Dani witnesses the tail end of this and runs away, panicking and inconsolable. In arguably the film’s most famous sequence, the women of the commune surround her and join in with her anguished wailing, their guttural screams syncing up into a collective expression of pain. While it’s tempting to see this as a moment of profound empathy - certainly it’s the moment when Dani emotionally weds herself fully to the Hårga - this scene is incredibly sinister, an act of indoctrination in which her individual, specific pain is universalised. Dani has not found acceptance or a group of people who will love her as an individual - she has found a group which has slowly stripped her of her identity and depersonalised her, in the way of the most successful cults throughout history. Even Dani’s pain, the biggest part of who she is, is now not her own.

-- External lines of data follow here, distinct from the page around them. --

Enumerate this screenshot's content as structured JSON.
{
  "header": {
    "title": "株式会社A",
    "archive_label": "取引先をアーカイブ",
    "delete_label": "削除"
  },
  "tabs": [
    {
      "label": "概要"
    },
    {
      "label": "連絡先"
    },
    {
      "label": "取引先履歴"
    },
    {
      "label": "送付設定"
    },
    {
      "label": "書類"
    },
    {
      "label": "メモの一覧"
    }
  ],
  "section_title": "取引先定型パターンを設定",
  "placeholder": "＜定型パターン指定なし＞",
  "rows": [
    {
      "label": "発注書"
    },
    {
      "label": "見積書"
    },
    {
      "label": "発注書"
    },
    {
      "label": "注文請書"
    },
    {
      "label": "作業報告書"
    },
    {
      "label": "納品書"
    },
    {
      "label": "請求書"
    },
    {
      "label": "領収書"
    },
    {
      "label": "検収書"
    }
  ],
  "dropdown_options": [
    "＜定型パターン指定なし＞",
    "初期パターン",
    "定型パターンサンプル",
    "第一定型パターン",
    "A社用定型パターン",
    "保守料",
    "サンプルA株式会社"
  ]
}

The film concludes with a group sacrifice, and Dani is forced to decide: will Christian be killed? Her decision to allow this murder is the final step in her subsumation into the group identity: with it, she is (and I believe this is howard’s phrase) swapping one codependence for another. Letting go of Christian, and the morality of the outside world, Dani is like a bride being handed over from father to husband. In the last frame of the film, she’s smiling, but she certainly hasn’t won.

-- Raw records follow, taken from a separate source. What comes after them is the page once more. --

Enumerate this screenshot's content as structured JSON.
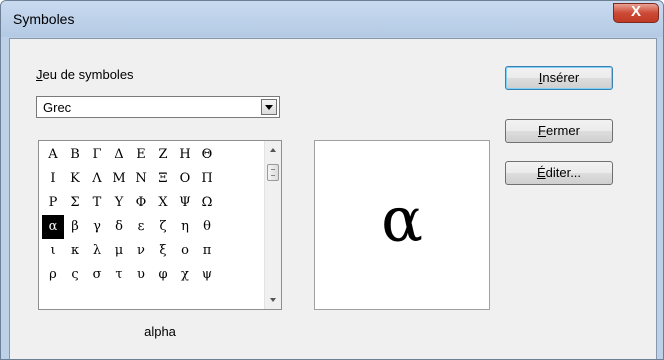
{
  "dialog": {
    "title": "Symboles",
    "close_label": "X"
  },
  "symbol_set": {
    "label_accesskey": "J",
    "label_rest": "eu de symboles",
    "selected": "Grec"
  },
  "grid": {
    "rows": [
      [
        "Α",
        "Β",
        "Γ",
        "Δ",
        "Ε",
        "Ζ",
        "Η",
        "Θ"
      ],
      [
        "Ι",
        "Κ",
        "Λ",
        "Μ",
        "Ν",
        "Ξ",
        "Ο",
        "Π"
      ],
      [
        "Ρ",
        "Σ",
        "Τ",
        "Υ",
        "Φ",
        "Χ",
        "Ψ",
        "Ω"
      ],
      [
        "α",
        "β",
        "γ",
        "δ",
        "ε",
        "ζ",
        "η",
        "θ"
      ],
      [
        "ι",
        "κ",
        "λ",
        "μ",
        "ν",
        "ξ",
        "ο",
        "π"
      ],
      [
        "ρ",
        "ς",
        "σ",
        "τ",
        "υ",
        "φ",
        "χ",
        "ψ"
      ]
    ],
    "selected_row": 3,
    "selected_col": 0
  },
  "selected_char_name": "alpha",
  "preview_char": "α",
  "buttons": {
    "insert": {
      "accesskey": "I",
      "rest": "nsérer"
    },
    "close": {
      "accesskey": "F",
      "rest": "ermer"
    },
    "edit": {
      "accesskey": "É",
      "rest": "diter..."
    }
  },
  "icons": {
    "close": "close-icon",
    "dropdown": "chevron-down-icon",
    "scroll_up": "arrow-up-icon",
    "scroll_down": "arrow-down-icon"
  }
}
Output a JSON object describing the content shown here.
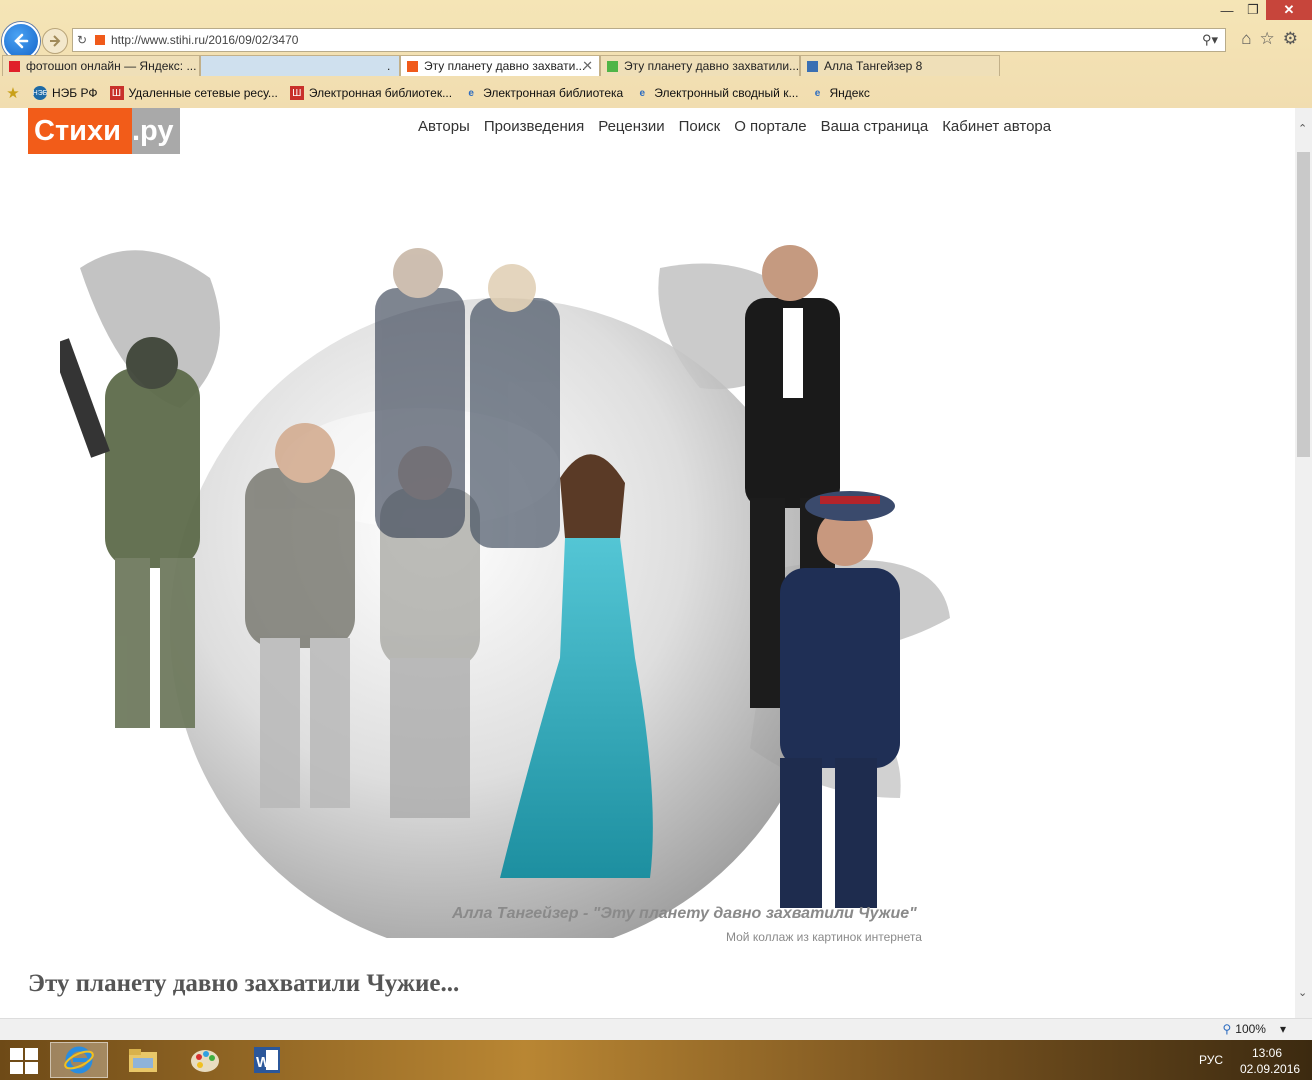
{
  "browser": {
    "url": "http://www.stihi.ru/2016/09/02/3470",
    "tabs": [
      {
        "label": "фотошоп онлайн — Яндекс: ...",
        "active": false,
        "color": "#e0202a"
      },
      {
        "label": ".",
        "active": false,
        "color": "#8db7d8"
      },
      {
        "label": "Эту планету давно захвати...",
        "active": true,
        "color": "#f05a1b"
      },
      {
        "label": "Эту планету давно захватили.....",
        "active": false,
        "color": "#4fb548"
      },
      {
        "label": "Алла Тангейзер 8",
        "active": false,
        "color": "#3a6fb3"
      }
    ],
    "favorites": [
      {
        "label": "НЭБ РФ",
        "icon": "neb-icon"
      },
      {
        "label": "Удаленные сетевые ресу...",
        "icon": "library-icon"
      },
      {
        "label": "Электронная библиотек...",
        "icon": "library-icon"
      },
      {
        "label": "Электронная библиотека",
        "icon": "ie-page-icon"
      },
      {
        "label": "Электронный сводный к...",
        "icon": "ie-page-icon"
      },
      {
        "label": "Яндекс",
        "icon": "ie-page-icon"
      }
    ],
    "zoom": "100%"
  },
  "site": {
    "logo_main": "Стихи",
    "logo_suffix": ".ру",
    "nav": [
      "Авторы",
      "Произведения",
      "Рецензии",
      "Поиск",
      "О портале",
      "Ваша страница",
      "Кабинет автора"
    ],
    "caption_title": "Алла Тангейзер - \"Эту планету давно захватили Чужие\"",
    "caption_sub": "Мой коллаж из картинок интернета",
    "poem_title": "Эту планету давно захватили Чужие..."
  },
  "taskbar": {
    "lang": "РУС",
    "time": "13:06",
    "date": "02.09.2016"
  }
}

So many readings of this view her acquiescence to Christian’s killing as some kind of ‘gotcha!’, a triumphant rejection of him, his inadequate love, and it’s very easy, particularly for a female audience, to project things onto him. He’s a totem, a symbol of everyone who didn’t understand us, or simply didn’t want to, every cheating, deceptive manchild, every halfhearted lover. So I do understand the responses to this film which want to celebrate Christian’s death as a kind of scapegoat, a cathartic representative of all of these things, I really do. But fundamentally, this reading erases the things about Midsommar that make it so great.

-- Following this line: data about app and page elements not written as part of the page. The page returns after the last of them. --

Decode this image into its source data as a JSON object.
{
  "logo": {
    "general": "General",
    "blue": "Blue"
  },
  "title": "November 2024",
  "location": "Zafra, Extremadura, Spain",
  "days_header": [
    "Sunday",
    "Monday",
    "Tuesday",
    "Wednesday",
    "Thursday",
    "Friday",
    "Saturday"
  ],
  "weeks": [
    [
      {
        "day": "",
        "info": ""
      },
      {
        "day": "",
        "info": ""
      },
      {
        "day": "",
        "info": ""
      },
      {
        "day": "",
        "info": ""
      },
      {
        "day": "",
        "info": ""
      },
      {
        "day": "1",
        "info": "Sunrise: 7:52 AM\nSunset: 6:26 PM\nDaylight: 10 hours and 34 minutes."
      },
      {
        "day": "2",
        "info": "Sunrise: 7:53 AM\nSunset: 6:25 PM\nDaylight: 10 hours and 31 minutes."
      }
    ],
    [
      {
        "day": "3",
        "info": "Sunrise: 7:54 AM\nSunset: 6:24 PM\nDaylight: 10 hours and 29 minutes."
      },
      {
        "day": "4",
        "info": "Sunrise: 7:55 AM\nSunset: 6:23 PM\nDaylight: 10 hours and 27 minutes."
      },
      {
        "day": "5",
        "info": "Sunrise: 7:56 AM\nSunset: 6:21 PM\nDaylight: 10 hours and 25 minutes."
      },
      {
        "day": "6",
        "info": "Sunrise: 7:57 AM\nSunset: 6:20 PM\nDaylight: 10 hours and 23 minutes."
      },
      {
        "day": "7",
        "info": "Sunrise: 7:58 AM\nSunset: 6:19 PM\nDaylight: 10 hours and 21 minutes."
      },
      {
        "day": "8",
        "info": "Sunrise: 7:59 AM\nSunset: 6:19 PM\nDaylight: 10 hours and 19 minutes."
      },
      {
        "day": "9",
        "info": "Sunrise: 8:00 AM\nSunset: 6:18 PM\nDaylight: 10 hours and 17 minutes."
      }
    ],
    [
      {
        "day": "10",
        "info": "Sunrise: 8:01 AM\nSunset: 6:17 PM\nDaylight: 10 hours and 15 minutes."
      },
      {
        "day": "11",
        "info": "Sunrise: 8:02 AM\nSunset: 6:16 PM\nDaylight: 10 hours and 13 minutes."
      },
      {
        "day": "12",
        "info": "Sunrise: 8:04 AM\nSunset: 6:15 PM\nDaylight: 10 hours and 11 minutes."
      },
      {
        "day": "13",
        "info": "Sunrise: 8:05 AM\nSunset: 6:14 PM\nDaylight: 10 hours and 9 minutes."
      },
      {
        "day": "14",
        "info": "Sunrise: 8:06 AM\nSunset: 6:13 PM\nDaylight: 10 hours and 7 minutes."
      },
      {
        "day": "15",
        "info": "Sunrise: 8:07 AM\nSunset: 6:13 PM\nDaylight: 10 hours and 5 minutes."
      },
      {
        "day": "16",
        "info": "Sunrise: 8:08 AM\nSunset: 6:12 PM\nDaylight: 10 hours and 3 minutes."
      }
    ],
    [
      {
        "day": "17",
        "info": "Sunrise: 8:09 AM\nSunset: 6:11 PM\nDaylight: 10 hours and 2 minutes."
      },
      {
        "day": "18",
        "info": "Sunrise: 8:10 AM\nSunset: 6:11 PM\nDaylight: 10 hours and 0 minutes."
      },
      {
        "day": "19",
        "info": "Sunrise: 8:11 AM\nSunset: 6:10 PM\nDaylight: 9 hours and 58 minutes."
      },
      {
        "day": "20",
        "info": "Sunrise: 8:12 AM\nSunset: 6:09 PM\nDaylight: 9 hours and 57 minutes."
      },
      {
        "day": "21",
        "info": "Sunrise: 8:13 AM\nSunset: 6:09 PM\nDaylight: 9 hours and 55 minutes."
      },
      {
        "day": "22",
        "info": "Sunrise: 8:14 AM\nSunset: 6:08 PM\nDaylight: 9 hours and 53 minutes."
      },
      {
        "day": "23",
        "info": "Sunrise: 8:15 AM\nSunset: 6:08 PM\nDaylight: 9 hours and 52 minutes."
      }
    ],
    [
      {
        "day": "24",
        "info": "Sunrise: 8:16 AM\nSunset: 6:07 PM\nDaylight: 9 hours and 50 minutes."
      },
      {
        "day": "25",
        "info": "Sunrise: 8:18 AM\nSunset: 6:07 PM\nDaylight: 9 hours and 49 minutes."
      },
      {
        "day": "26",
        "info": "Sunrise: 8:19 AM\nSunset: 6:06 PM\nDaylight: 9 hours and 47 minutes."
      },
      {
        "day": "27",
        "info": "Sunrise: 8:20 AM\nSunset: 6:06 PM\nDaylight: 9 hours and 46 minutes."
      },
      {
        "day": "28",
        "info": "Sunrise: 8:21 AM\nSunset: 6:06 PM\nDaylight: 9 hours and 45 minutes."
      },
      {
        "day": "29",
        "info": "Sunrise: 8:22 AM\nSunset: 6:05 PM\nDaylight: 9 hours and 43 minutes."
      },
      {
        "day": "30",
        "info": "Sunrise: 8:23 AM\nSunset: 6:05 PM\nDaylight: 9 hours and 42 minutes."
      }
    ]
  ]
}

I’ve written at length in other places about the acute sense of loneliness that I’ve always felt, the feeling of being slightly removed from others, the real or perceived inability to see and be seen in a meaningful way. This film is all about that, about the mundane ways in which we, as flawed people in a flawed world, repeatedly try and fail to hold and be held by each other. It’s about speaking without being heard, and hearing without listening. It’s about all the tiny ways we hurt each other through lack of effort or understanding. Everything Dani does is driven by her loneliness and grief, by her reaching for connection and accepting it, even when it’s being offered by a sinister cult that offers belonging at the cost of her identity. And even though this reading isn’t as neat as those which demonise Christian, or as comforting as the takes in which Dani has found somewhere to finally be happy, I really do think that’s the point: being a person is lonely, and hard, and people do crazy things to feel loved. Up to and including letting a rural Swedish cult dress your boyfriend as a bear and set him on fire.
Personally, I’m a mess of conflicting impulses—I’m independent and greedy and I also want to belong and share and be a part of the whole. I doubt that I’m the only one who feels this way. It’s the core of monster making, actually. Wanna make a monster? Take the parts of yourself that make you uncomfortable—your weaknesses, bad thoughts, vanities, and hungers—and pretend they’re across the room. It’s too ugly to be human. It’s too ugly to be you. Children are afraid of the dark because they have nothing real to work with. Adults are afraid of themselves.
Richard Siken, Black Telephone (emphasis mine)